→ PROBLEM
Please write the following entries out once more, exactly.

→ SOURCE INFORMATION
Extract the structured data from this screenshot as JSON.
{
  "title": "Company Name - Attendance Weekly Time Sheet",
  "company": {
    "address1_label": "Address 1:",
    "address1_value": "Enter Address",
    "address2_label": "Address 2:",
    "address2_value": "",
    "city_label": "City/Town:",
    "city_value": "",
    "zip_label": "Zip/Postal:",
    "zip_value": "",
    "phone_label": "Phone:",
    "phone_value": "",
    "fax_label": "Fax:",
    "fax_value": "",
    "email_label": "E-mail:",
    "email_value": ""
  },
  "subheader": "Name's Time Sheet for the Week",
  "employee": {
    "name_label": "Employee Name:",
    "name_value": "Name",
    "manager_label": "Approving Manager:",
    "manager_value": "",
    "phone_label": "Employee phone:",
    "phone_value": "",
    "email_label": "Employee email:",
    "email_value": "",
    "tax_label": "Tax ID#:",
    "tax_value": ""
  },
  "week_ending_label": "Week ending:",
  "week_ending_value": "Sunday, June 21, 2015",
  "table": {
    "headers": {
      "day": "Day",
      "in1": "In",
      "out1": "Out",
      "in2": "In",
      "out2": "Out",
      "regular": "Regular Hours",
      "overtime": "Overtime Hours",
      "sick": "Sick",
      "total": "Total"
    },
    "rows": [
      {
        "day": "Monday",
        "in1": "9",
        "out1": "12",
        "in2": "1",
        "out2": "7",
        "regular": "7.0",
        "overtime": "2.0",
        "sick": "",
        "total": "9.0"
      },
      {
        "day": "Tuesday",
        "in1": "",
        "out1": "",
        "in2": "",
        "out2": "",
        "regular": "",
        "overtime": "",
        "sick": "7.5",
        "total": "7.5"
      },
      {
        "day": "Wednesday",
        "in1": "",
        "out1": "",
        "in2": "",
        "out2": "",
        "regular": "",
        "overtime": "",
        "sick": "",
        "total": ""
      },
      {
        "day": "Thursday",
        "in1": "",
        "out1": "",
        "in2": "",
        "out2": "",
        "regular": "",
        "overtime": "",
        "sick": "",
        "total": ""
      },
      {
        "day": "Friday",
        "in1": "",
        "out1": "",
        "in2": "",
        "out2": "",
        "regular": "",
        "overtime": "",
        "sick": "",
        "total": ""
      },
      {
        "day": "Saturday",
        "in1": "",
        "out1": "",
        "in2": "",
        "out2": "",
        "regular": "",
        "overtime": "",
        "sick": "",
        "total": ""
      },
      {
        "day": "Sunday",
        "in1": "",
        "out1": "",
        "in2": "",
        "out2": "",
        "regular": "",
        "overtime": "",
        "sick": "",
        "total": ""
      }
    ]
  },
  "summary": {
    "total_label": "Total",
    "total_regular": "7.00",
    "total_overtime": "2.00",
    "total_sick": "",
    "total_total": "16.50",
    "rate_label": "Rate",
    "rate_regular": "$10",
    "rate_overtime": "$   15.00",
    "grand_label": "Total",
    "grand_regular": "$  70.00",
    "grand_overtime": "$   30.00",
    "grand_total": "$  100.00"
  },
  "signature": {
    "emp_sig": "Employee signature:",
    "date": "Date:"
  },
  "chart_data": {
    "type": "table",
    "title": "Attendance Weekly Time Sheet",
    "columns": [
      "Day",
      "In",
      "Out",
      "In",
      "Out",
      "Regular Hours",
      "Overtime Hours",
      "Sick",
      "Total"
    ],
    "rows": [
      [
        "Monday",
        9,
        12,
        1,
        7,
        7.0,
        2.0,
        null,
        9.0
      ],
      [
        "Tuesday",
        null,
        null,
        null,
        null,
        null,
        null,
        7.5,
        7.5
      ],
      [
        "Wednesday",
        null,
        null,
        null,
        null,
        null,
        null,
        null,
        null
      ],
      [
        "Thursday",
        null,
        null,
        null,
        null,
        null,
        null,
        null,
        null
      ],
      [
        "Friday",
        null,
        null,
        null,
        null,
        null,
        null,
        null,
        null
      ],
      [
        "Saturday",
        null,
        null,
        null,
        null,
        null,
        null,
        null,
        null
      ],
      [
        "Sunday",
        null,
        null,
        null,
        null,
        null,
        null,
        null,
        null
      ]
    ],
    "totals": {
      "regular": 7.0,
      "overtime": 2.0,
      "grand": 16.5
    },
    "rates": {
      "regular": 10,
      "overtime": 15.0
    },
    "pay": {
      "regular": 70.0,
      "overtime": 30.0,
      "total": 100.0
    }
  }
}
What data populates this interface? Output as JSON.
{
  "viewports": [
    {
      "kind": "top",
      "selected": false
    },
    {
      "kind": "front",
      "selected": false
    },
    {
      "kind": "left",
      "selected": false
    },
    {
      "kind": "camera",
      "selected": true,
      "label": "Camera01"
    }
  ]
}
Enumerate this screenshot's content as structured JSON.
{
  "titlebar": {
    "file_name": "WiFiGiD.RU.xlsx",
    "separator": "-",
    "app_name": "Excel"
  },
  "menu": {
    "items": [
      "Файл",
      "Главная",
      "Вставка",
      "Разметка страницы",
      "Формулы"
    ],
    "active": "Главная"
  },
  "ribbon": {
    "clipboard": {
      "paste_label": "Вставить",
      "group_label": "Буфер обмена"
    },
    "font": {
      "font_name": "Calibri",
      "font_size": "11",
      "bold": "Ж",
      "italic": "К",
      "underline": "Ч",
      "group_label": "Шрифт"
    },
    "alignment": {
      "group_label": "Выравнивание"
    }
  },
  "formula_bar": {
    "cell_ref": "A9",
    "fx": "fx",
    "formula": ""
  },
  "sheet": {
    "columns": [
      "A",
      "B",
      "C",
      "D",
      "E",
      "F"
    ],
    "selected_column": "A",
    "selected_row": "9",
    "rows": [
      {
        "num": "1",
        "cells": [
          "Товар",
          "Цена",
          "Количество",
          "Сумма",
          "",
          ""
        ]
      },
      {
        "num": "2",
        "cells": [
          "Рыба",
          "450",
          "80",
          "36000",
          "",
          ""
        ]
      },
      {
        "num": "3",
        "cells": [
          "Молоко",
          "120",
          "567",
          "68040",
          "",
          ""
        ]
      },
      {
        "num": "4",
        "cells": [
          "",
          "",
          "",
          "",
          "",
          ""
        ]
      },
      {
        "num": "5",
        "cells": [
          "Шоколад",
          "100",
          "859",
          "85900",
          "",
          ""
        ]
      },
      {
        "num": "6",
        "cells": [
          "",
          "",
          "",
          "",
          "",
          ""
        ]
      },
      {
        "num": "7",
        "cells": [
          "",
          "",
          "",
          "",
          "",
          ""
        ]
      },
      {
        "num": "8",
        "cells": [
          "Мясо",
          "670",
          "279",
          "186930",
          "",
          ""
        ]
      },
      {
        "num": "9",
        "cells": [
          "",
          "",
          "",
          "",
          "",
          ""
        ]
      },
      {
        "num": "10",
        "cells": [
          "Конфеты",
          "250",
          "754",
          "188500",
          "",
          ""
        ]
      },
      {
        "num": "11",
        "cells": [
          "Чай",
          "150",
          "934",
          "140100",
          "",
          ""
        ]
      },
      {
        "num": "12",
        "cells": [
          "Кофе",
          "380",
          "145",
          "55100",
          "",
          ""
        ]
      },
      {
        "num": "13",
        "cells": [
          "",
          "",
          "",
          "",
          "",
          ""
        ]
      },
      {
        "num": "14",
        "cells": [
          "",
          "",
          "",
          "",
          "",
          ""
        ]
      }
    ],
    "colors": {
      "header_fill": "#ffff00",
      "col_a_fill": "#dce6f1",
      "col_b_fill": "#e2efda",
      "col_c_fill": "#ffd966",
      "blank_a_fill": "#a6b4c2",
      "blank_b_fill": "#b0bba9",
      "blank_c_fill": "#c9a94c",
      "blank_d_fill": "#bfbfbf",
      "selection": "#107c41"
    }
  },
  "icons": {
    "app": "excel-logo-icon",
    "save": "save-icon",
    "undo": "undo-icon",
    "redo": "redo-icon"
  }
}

→ ANSWER FOR THE TASK
Extract the structured data from this screenshot as JSON.
{
  "title": "Company Name - Attendance Weekly Time Sheet",
  "company": {
    "address1_label": "Address 1:",
    "address1_value": "Enter Address",
    "address2_label": "Address 2:",
    "address2_value": "",
    "city_label": "City/Town:",
    "city_value": "",
    "zip_label": "Zip/Postal:",
    "zip_value": "",
    "phone_label": "Phone:",
    "phone_value": "",
    "fax_label": "Fax:",
    "fax_value": "",
    "email_label": "E-mail:",
    "email_value": ""
  },
  "subheader": "Name's Time Sheet for the Week",
  "employee": {
    "name_label": "Employee Name:",
    "name_value": "Name",
    "manager_label": "Approving Manager:",
    "manager_value": "",
    "phone_label": "Employee phone:",
    "phone_value": "",
    "email_label": "Employee email:",
    "email_value": "",
    "tax_label": "Tax ID#:",
    "tax_value": ""
  },
  "week_ending_label": "Week ending:",
  "week_ending_value": "Sunday, June 21, 2015",
  "table": {
    "headers": {
      "day": "Day",
      "in1": "In",
      "out1": "Out",
      "in2": "In",
      "out2": "Out",
      "regular": "Regular Hours",
      "overtime": "Overtime Hours",
      "sick": "Sick",
      "total": "Total"
    },
    "rows": [
      {
        "day": "Monday",
        "in1": "9",
        "out1": "12",
        "in2": "1",
        "out2": "7",
        "regular": "7.0",
        "overtime": "2.0",
        "sick": "",
        "total": "9.0"
      },
      {
        "day": "Tuesday",
        "in1": "",
        "out1": "",
        "in2": "",
        "out2": "",
        "regular": "",
        "overtime": "",
        "sick": "7.5",
        "total": "7.5"
      },
      {
        "day": "Wednesday",
        "in1": "",
        "out1": "",
        "in2": "",
        "out2": "",
        "regular": "",
        "overtime": "",
        "sick": "",
        "total": ""
      },
      {
        "day": "Thursday",
        "in1": "",
        "out1": "",
        "in2": "",
        "out2": "",
        "regular": "",
        "overtime": "",
        "sick": "",
        "total": ""
      },
      {
        "day": "Friday",
        "in1": "",
        "out1": "",
        "in2": "",
        "out2": "",
        "regular": "",
        "overtime": "",
        "sick": "",
        "total": ""
      },
      {
        "day": "Saturday",
        "in1": "",
        "out1": "",
        "in2": "",
        "out2": "",
        "regular": "",
        "overtime": "",
        "sick": "",
        "total": ""
      },
      {
        "day": "Sunday",
        "in1": "",
        "out1": "",
        "in2": "",
        "out2": "",
        "regular": "",
        "overtime": "",
        "sick": "",
        "total": ""
      }
    ]
  },
  "summary": {
    "total_label": "Total",
    "total_regular": "7.00",
    "total_overtime": "2.00",
    "total_sick": "",
    "total_total": "16.50",
    "rate_label": "Rate",
    "rate_regular": "$10",
    "rate_overtime": "$   15.00",
    "grand_label": "Total",
    "grand_regular": "$  70.00",
    "grand_overtime": "$   30.00",
    "grand_total": "$  100.00"
  },
  "signature": {
    "emp_sig": "Employee signature:",
    "date": "Date:"
  },
  "chart_data": {
    "type": "table",
    "title": "Attendance Weekly Time Sheet",
    "columns": [
      "Day",
      "In",
      "Out",
      "In",
      "Out",
      "Regular Hours",
      "Overtime Hours",
      "Sick",
      "Total"
    ],
    "rows": [
      [
        "Monday",
        9,
        12,
        1,
        7,
        7.0,
        2.0,
        null,
        9.0
      ],
      [
        "Tuesday",
        null,
        null,
        null,
        null,
        null,
        null,
        7.5,
        7.5
      ],
      [
        "Wednesday",
        null,
        null,
        null,
        null,
        null,
        null,
        null,
        null
      ],
      [
        "Thursday",
        null,
        null,
        null,
        null,
        null,
        null,
        null,
        null
      ],
      [
        "Friday",
        null,
        null,
        null,
        null,
        null,
        null,
        null,
        null
      ],
      [
        "Saturday",
        null,
        null,
        null,
        null,
        null,
        null,
        null,
        null
      ],
      [
        "Sunday",
        null,
        null,
        null,
        null,
        null,
        null,
        null,
        null
      ]
    ],
    "totals": {
      "regular": 7.0,
      "overtime": 2.0,
      "grand": 16.5
    },
    "rates": {
      "regular": 10,
      "overtime": 15.0
    },
    "pay": {
      "regular": 70.0,
      "overtime": 30.0,
      "total": 100.0
    }
  }
}
What data populates this interface? Output as JSON.
{
  "viewports": [
    {
      "kind": "top",
      "selected": false
    },
    {
      "kind": "front",
      "selected": false
    },
    {
      "kind": "left",
      "selected": false
    },
    {
      "kind": "camera",
      "selected": true,
      "label": "Camera01"
    }
  ]
}
Enumerate this screenshot's content as structured JSON.
{
  "titlebar": {
    "file_name": "WiFiGiD.RU.xlsx",
    "separator": "-",
    "app_name": "Excel"
  },
  "menu": {
    "items": [
      "Файл",
      "Главная",
      "Вставка",
      "Разметка страницы",
      "Формулы"
    ],
    "active": "Главная"
  },
  "ribbon": {
    "clipboard": {
      "paste_label": "Вставить",
      "group_label": "Буфер обмена"
    },
    "font": {
      "font_name": "Calibri",
      "font_size": "11",
      "bold": "Ж",
      "italic": "К",
      "underline": "Ч",
      "group_label": "Шрифт"
    },
    "alignment": {
      "group_label": "Выравнивание"
    }
  },
  "formula_bar": {
    "cell_ref": "A9",
    "fx": "fx",
    "formula": ""
  },
  "sheet": {
    "columns": [
      "A",
      "B",
      "C",
      "D",
      "E",
      "F"
    ],
    "selected_column": "A",
    "selected_row": "9",
    "rows": [
      {
        "num": "1",
        "cells": [
          "Товар",
          "Цена",
          "Количество",
          "Сумма",
          "",
          ""
        ]
      },
      {
        "num": "2",
        "cells": [
          "Рыба",
          "450",
          "80",
          "36000",
          "",
          ""
        ]
      },
      {
        "num": "3",
        "cells": [
          "Молоко",
          "120",
          "567",
          "68040",
          "",
          ""
        ]
      },
      {
        "num": "4",
        "cells": [
          "",
          "",
          "",
          "",
          "",
          ""
        ]
      },
      {
        "num": "5",
        "cells": [
          "Шоколад",
          "100",
          "859",
          "85900",
          "",
          ""
        ]
      },
      {
        "num": "6",
        "cells": [
          "",
          "",
          "",
          "",
          "",
          ""
        ]
      },
      {
        "num": "7",
        "cells": [
          "",
          "",
          "",
          "",
          "",
          ""
        ]
      },
      {
        "num": "8",
        "cells": [
          "Мясо",
          "670",
          "279",
          "186930",
          "",
          ""
        ]
      },
      {
        "num": "9",
        "cells": [
          "",
          "",
          "",
          "",
          "",
          ""
        ]
      },
      {
        "num": "10",
        "cells": [
          "Конфеты",
          "250",
          "754",
          "188500",
          "",
          ""
        ]
      },
      {
        "num": "11",
        "cells": [
          "Чай",
          "150",
          "934",
          "140100",
          "",
          ""
        ]
      },
      {
        "num": "12",
        "cells": [
          "Кофе",
          "380",
          "145",
          "55100",
          "",
          ""
        ]
      },
      {
        "num": "13",
        "cells": [
          "",
          "",
          "",
          "",
          "",
          ""
        ]
      },
      {
        "num": "14",
        "cells": [
          "",
          "",
          "",
          "",
          "",
          ""
        ]
      }
    ],
    "colors": {
      "header_fill": "#ffff00",
      "col_a_fill": "#dce6f1",
      "col_b_fill": "#e2efda",
      "col_c_fill": "#ffd966",
      "blank_a_fill": "#a6b4c2",
      "blank_b_fill": "#b0bba9",
      "blank_c_fill": "#c9a94c",
      "blank_d_fill": "#bfbfbf",
      "selection": "#107c41"
    }
  },
  "icons": {
    "app": "excel-logo-icon",
    "save": "save-icon",
    "undo": "undo-icon",
    "redo": "redo-icon"
  }
}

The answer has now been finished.